The Saint-Vaast Bible, politics and theology in eleventh-century Capetian France
By Diane J. Reilly
PhD Dissertation, University of Toronto, 1999
Abstract: Arras BM MS 559 (435) is a three-volume Bible of grand dimensions produced during the first half of the eleventh century at the monastery of Saint-Vaast, in the city of Arras in Northem France. It indudes an elaborate programme of twenty-four figural scenes illustrating many parts of the Old and New Testaments. There is no precedent for a work of this kind surviving from the earlier, Carolingian scriptorhm of Saint-Vaast, and no contemporary Bible from Northem Europe offers as complex a programme. This thesis is the first contextual study of the programme as a whole.
The Saint-Vaast Bible is the first of a series of Bibles produced in Northem France in the eleventh and early twelfth centuries within monasteries connected to the reform of Richard of Saint-Vanne. All of these Bibles lack the Gospels and Psalter, and several indude evidence that they were created specifically for the newly revived pradice of choir and refedory reading in reformed monasteries. The Saint-Vaast Bible’s pictorid programme reflects another aspect of Richard of Saint-Vanne’s monastic reform, his willingness to submit his monasteries to the authority of the local bishop, through its depiction of a glorified bishop before the Book of Jeremiah.

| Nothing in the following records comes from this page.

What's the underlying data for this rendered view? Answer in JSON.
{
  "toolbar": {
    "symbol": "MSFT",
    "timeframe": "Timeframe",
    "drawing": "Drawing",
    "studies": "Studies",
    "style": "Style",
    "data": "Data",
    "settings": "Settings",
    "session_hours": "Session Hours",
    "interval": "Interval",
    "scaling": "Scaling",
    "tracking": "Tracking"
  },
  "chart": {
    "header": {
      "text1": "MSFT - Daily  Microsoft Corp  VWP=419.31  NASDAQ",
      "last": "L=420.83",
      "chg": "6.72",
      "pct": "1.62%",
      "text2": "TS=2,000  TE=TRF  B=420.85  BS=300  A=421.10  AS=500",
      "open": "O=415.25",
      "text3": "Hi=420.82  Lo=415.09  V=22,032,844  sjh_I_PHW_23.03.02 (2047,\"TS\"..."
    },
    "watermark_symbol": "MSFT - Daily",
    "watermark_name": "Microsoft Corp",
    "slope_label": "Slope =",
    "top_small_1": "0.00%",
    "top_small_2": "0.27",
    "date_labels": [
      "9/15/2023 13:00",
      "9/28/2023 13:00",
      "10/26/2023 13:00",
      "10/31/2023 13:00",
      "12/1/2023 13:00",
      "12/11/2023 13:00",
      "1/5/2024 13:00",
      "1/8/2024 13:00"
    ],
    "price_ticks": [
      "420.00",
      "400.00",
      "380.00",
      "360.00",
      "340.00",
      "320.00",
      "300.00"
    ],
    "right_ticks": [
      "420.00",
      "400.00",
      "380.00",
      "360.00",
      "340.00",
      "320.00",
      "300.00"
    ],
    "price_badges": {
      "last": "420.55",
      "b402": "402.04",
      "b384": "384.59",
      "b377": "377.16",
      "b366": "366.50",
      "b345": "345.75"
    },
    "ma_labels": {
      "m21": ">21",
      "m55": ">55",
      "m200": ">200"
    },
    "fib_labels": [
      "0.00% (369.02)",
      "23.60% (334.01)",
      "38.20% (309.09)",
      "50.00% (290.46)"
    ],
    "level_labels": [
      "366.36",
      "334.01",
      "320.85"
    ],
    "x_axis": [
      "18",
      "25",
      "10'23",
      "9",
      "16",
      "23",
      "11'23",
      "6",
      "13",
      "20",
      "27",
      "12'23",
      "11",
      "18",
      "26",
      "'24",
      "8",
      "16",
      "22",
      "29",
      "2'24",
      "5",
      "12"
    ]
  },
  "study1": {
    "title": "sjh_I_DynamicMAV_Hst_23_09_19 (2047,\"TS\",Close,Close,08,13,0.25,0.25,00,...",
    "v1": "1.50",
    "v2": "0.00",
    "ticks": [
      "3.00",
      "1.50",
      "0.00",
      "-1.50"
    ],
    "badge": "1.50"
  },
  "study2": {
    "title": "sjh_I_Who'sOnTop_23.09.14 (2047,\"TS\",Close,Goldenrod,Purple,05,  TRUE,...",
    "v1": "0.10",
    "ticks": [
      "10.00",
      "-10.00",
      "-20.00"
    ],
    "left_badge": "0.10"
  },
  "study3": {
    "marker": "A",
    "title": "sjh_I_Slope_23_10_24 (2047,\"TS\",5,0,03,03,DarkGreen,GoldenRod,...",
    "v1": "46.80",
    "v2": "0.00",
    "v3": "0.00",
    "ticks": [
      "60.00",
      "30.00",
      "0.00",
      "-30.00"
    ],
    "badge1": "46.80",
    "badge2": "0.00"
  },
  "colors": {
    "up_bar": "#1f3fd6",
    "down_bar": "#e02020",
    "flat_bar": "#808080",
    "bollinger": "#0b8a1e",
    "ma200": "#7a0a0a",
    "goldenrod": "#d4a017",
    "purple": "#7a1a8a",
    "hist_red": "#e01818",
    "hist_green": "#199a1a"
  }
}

Much of the Bible’s cycle of images parallels the writings associated with Bishop Gerard of Cambrai, particularly the Acta Synodi Atrebafensis and the Gesta Episcoporum Cameracensium. Both texts encapsulate Gerard’s belief in the divine origin of the offices of king and bishop. an ideology then under attack with the rise of feudalism. The artists of the Saint-Vaast Bible’s pictorial programme used the images of prototypical Old and New Testament leaders to visualize this belief by investing these figures with Christological attributes and anachronistic regalia.
The Arras Bible also indudes a series of images of Old Testament women who embodied the virtues of an idealized queen, according to Carolingian and contemporary Capetian beliefs. Using biblical women who were interpreted as types of Ecclesia in biblical exegesis and writings on queenship, the artists attempted to underline the appropriate duties of a queen as the wife of the king, himself a type of Christ.